Data about app and page elements
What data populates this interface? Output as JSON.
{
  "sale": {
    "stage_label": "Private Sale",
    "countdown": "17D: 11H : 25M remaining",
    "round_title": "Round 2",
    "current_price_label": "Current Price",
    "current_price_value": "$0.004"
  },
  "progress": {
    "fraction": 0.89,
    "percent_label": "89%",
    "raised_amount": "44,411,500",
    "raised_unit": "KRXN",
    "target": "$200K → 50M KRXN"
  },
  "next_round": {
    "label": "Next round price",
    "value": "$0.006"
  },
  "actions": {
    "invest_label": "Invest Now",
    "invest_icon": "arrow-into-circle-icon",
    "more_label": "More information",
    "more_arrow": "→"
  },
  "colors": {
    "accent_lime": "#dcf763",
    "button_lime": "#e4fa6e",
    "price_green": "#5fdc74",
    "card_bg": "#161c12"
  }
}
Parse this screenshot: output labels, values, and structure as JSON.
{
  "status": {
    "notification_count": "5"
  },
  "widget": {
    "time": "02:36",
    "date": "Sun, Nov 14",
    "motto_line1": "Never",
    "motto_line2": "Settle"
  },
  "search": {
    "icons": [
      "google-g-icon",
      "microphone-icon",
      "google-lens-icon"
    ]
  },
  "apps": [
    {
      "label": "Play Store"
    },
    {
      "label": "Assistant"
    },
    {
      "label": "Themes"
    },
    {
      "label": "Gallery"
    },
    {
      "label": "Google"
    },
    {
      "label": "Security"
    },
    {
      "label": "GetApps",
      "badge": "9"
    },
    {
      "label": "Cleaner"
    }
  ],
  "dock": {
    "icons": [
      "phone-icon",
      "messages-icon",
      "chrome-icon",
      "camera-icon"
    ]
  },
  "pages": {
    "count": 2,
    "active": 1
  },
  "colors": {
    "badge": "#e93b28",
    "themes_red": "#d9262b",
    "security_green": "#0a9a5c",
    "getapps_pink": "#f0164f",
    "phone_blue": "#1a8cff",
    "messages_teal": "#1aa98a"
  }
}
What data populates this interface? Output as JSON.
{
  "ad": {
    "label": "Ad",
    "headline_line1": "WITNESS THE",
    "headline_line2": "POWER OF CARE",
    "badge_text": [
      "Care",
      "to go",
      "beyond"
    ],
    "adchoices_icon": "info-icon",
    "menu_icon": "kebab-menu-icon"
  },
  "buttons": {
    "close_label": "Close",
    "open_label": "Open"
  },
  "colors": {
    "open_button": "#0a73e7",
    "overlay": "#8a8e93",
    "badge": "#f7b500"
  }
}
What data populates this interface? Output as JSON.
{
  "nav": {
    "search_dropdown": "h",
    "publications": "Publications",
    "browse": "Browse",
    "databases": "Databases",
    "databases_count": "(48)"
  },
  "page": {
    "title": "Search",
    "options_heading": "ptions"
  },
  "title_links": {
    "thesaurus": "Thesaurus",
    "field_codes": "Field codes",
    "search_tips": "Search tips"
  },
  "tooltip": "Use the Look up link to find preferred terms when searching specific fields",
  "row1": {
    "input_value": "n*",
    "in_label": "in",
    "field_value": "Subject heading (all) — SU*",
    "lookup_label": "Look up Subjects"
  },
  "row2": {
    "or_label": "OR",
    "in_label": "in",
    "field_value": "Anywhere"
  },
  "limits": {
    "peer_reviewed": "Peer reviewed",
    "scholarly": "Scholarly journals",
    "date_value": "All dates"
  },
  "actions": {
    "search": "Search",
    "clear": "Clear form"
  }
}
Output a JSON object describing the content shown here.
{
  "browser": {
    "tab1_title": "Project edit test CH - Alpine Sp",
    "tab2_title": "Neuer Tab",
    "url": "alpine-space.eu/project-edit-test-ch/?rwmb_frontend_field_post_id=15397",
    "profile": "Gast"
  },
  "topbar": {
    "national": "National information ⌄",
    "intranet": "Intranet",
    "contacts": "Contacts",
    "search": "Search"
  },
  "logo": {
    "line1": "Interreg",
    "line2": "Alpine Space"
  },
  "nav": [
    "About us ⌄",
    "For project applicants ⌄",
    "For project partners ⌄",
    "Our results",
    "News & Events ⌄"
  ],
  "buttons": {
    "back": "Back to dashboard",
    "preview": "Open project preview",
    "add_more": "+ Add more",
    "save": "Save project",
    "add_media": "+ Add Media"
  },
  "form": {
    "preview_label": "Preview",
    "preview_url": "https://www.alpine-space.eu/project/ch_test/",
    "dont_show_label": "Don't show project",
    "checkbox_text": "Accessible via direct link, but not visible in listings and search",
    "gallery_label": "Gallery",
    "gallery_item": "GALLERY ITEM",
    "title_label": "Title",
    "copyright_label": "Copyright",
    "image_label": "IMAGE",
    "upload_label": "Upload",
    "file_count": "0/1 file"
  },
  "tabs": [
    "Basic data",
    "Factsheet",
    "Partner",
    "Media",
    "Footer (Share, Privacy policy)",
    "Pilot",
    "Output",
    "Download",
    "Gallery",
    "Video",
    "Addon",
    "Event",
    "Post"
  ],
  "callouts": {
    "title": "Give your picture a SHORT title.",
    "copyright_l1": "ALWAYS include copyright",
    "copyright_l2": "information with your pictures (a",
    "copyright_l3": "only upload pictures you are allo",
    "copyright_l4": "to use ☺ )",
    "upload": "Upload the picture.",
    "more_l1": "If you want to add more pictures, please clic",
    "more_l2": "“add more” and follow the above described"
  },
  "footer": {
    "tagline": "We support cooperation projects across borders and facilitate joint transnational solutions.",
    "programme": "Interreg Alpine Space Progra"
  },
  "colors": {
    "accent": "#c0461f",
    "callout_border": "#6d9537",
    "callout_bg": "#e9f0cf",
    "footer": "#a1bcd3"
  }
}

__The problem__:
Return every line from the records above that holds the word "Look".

__Answer to this problem__:
  "tooltip": "Use the Look up link to find preferred terms when searching specific fields",
    "lookup_label": "Look up Subjects"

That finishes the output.